> Interface dataset entries
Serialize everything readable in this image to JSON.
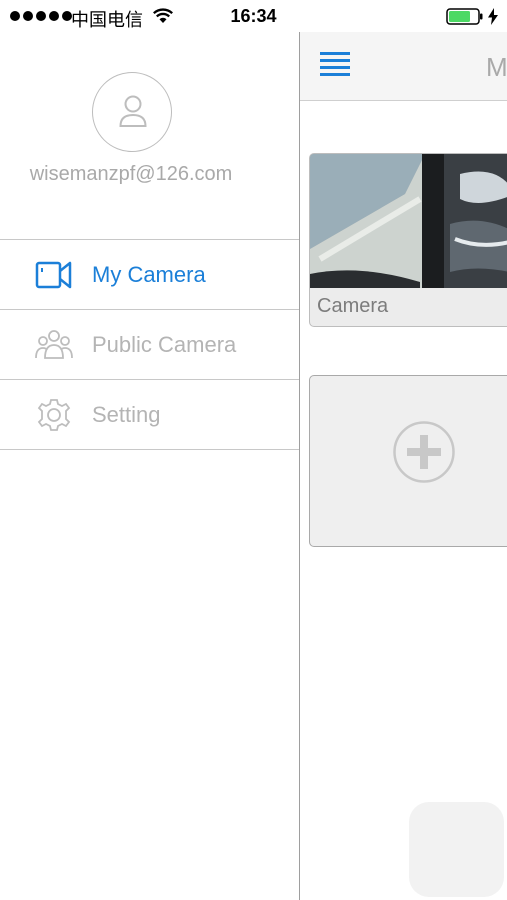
{
  "status_bar": {
    "carrier": "中国电信",
    "time": "16:34",
    "battery_color": "#4cd964"
  },
  "drawer": {
    "email": "wisemanzpf@126.com",
    "menu_items": [
      {
        "label": "My Camera",
        "icon": "video-camera-icon",
        "active": true
      },
      {
        "label": "Public Camera",
        "icon": "people-icon",
        "active": false
      },
      {
        "label": "Setting",
        "icon": "gear-icon",
        "active": false
      }
    ]
  },
  "main": {
    "title_partial": "M",
    "camera": {
      "name": "Camera"
    },
    "add_icon": "plus-circle-icon"
  },
  "colors": {
    "accent": "#1b7fd8",
    "muted_text": "#b4b4b4"
  }
}
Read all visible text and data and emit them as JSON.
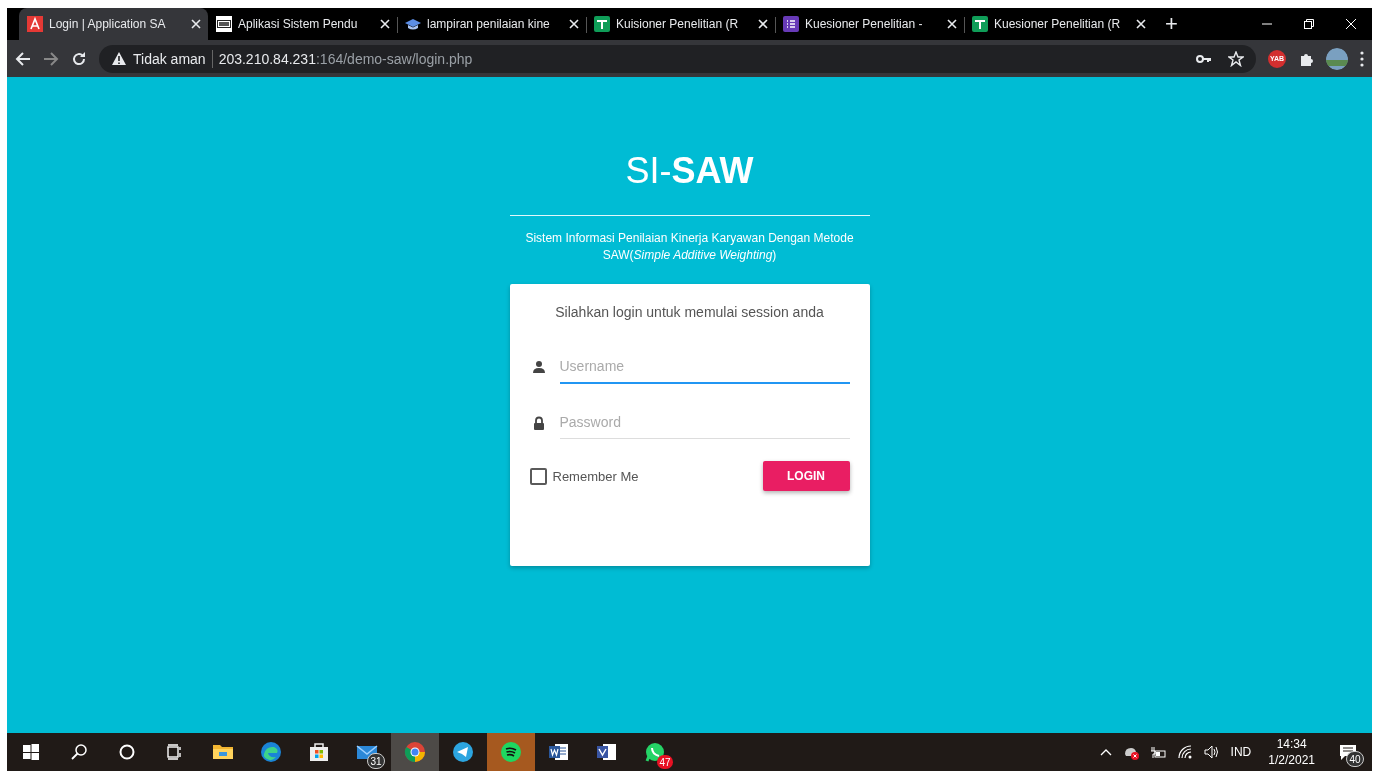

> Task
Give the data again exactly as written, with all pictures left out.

> Answer to the exercise
Serialize everything readable in this image to JSON.
{
  "status_bar": {
    "carrier": "中国电信",
    "time": "16:34",
    "battery_color": "#4cd964"
  },
  "drawer": {
    "email": "wisemanzpf@126.com",
    "menu_items": [
      {
        "label": "My Camera",
        "icon": "video-camera-icon",
        "active": true
      },
      {
        "label": "Public Camera",
        "icon": "people-icon",
        "active": false
      },
      {
        "label": "Setting",
        "icon": "gear-icon",
        "active": false
      }
    ]
  },
  "main": {
    "title_partial": "M",
    "camera": {
      "name": "Camera"
    },
    "add_icon": "plus-circle-icon"
  },
  "colors": {
    "accent": "#1b7fd8",
    "muted_text": "#b4b4b4"
  }
}
Read all visible text and data and emit them as JSON.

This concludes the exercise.